Buddy was described as a bright eyed, sweet you man, a real jokester. He joined the Army in 1948 after graduation. In July of 1950, he was a member of Company F. 2nd Battalion 5th Calvary Regiment 1st Calvary Division, blocking the Korean People’s Army from advancing along a corridor linking the cities of Taejon and Taegu, South Korea.
On July 23, 1950, enemy forces attacked American defenses at Yongdong. Mills was reported missing in action on July 25, 1950, as a result of the fighting, when he could not be accounted for in his unit. He was reported as MIA and subsequently KIA when only 26 soldiers returned from the intense battle. He was 20 years old. He was posthumously promoted to Corporal and awarded the Purple Heart and other medals.
His body alongside another soldier’s, was buried on a hillside by the local people. The Army recovered his unidentifiable remains in 1951 and he was ultimately buried as an “unknown soldier” in Hawaii’s National Memorial Cemetery of the Pacific. It was only due to another soldier’s family that his remains were tested and identified in July 2018. After seven decades. Corporal Albert “Buddy” Mills was finally coming home. Mills’ parents and siblings never stopped hoping for the best.
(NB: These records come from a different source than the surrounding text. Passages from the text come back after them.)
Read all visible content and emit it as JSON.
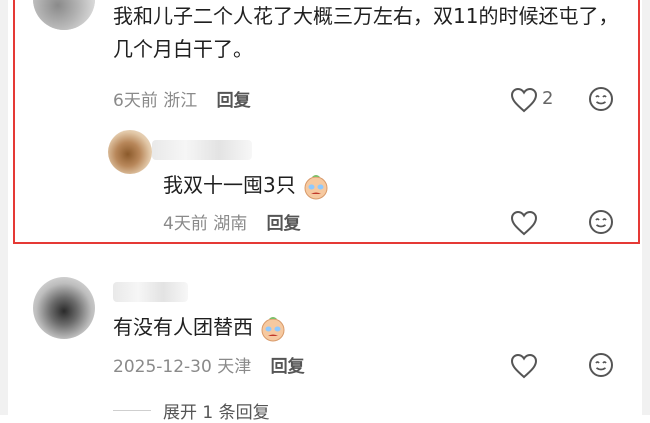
{
  "comments": [
    {
      "text": "我和儿子二个人花了大概三万左右，双11的时候还屯了，几个月白干了。",
      "time": "6天前",
      "location": "浙江",
      "reply_label": "回复",
      "likes": "2"
    },
    {
      "text": "我双十一囤3只",
      "time": "4天前",
      "location": "湖南",
      "reply_label": "回复"
    },
    {
      "text": "有没有人团替西",
      "time": "2025-12-30",
      "location": "天津",
      "reply_label": "回复"
    }
  ],
  "expand_label": "展开 1 条回复",
  "colors": {
    "highlight": "#e53935",
    "meta": "#8a8a8a",
    "icon": "#555555"
  },
  "icons": [
    "heart-outline-icon",
    "smile-outline-icon",
    "crying-emoji-icon"
  ]
}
After being told in 1953, that he was presumed Killed in Action the family barely spoke of it afterward, grieving in silence. After the discovery that the body was actually that of Mills, the family would finally close a chapter in his family’s story. His many surviving nieces and nephews have taken great comfort in knowing that “Uncle Buddy” was waiting in Heaven to greet his parents and siblings over the years.
Honor and Remember Nebraska Chapter is pleased to present this flag sponsored by Jim and Cindy Meier to the family of Corporal Albert “Buddy” Earle Mills.